Friday, March 18, 2005


Pretty amazing that those hearings manages to make almost EVERYONE invovled look bad. (For a re-enactment, using Legos, click here). Let's see:

Congress: bunch of blowhards, not surprisingly. Poorly informed about the new steroids policy, thinking the first offense was a $10,000 fine (though that might not have been their fault: see below). When corrected many times, they chose to ignore the real policy (suspension), sticking to a script. And good call, Matt -- NFL has a 4-game suspension for drug use, which they conveniently ignore, sticking to the Olympics' 2-year standard.

Sen Jim Bunning: had some good points, but sounded like a grouchy old man. Trying to keep his buddies in the record books. "In my day..." Sadly, no one asked him about amphetamines, which many of those same buddies were probably taking. That would've been fun to watch.

Jose Canseco: even more disgusting than before, which is quite a feat. Disavows much of what he wrote in the book about steroids being good for you, even while trying to sell the book. Using a Congressional hearing for profit -- classy.

Mark McGwire: pretty obvious how much his life sucks right now.

Curt Schilling: backtracked on much of his anti-steroids rants from the last few years. Admitted he's never seen a syringe in a clubhouse, and didn't know anyone who definitely used 'roids. Didn't he once tell SI he couldn't pat some guys on the butt because of their soreness from steroid injections?

Sosa, Palmeiro, Thomas: okay, they came out all right. Assuming they didn't perjure themselves.

Baseball, Union executives: funny to see them all buddy-buddy. And apparently the copy of the revised labor agreement they gave Congress had "sloppy language"? How does that happen?!? I'm not sure I believe them. More likely they inserted a potential loophole, and got called out on it.

The media: all acting high-and-mighty about the whole ridiculous spectacle, as if they're not actually part of the problem. Check out this gem from Jayson Stark:

"And let's give him one more shred of sympathy. Nobody would want to be put in the position this committee put McGwire in Thursday -- dragged in front of Congress, TV cameras rolling, essentially declaring him guilty the moment he walked into the room unless he could figure out some way to prove himself innocent.

We said last week we had a problem with Congress placing anybody in that un-American position. We still do."

"TV cameras rolling"?!? The only live video feed to the general public was provided by...that's right, ESPN, Stark's employer. It's sick that Stark tries to pretend that it's all Congress's fault.

Okay, enough ranting. I'm surprised to find myself disgusted at pretty much everyone involved in this whole fiasco.

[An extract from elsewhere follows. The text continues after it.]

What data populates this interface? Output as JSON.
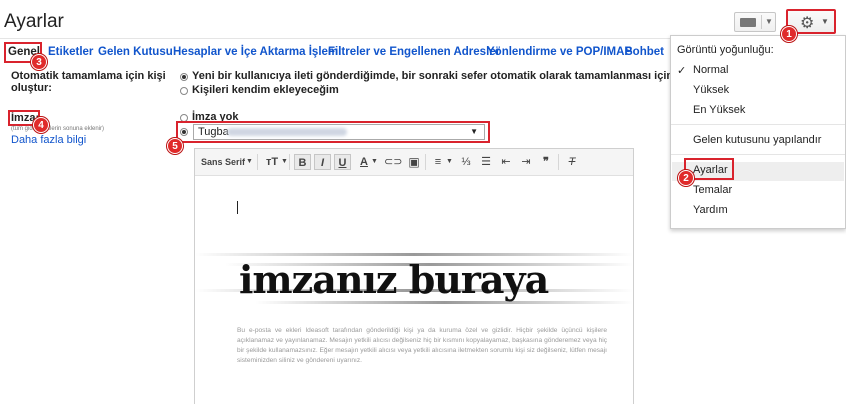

  1. Great post Earl. I especially love the Lego re-enactment. The only thing missing were the words "re-enactment" in white font on the lower left hand corner of each picture. I almost that it was the real thing at first (but then I saw the guy in a space outfit and new something was up).

    I read through the NY Times coverage and it basically concludes the samething, McGwire's life sucks. That being said, it will be interesting to see what will happen in a couple of years. Oliver North isn't hurting too bad these days.

    Not to defend Schilling, but NESN showed a video in which he admitted that his past comments were over the top. It's bad that he went back on his word, but at least he's man enough to admit it.

  2. I completely agree - there is no one to like in this mess at all. Nobody comes out looking good.

    I agree, the media's role in this is sickening.

    Check out this beauty on McGwire from CHB:

    "It sounded evasive. Transparently off topic. This wasn't about McGwire's friends, family, or teammates. It was about McGwire and his refusal to address the most fundamental question of the day -- Did you use steroids?"

    I'm sorry. The question of the day was whether he used steroids? Please. I thought it was to examine the problem and "force" baseball to clean up its act. To that end Big Mac said there is a problem, he offered to help the committee, he will dedicate himself to the problem, and e said he would direct his foundation to educate children about the dangers of performance-enhancing drugs.

    And for this he is branded a cheat, a liar and a poor role model?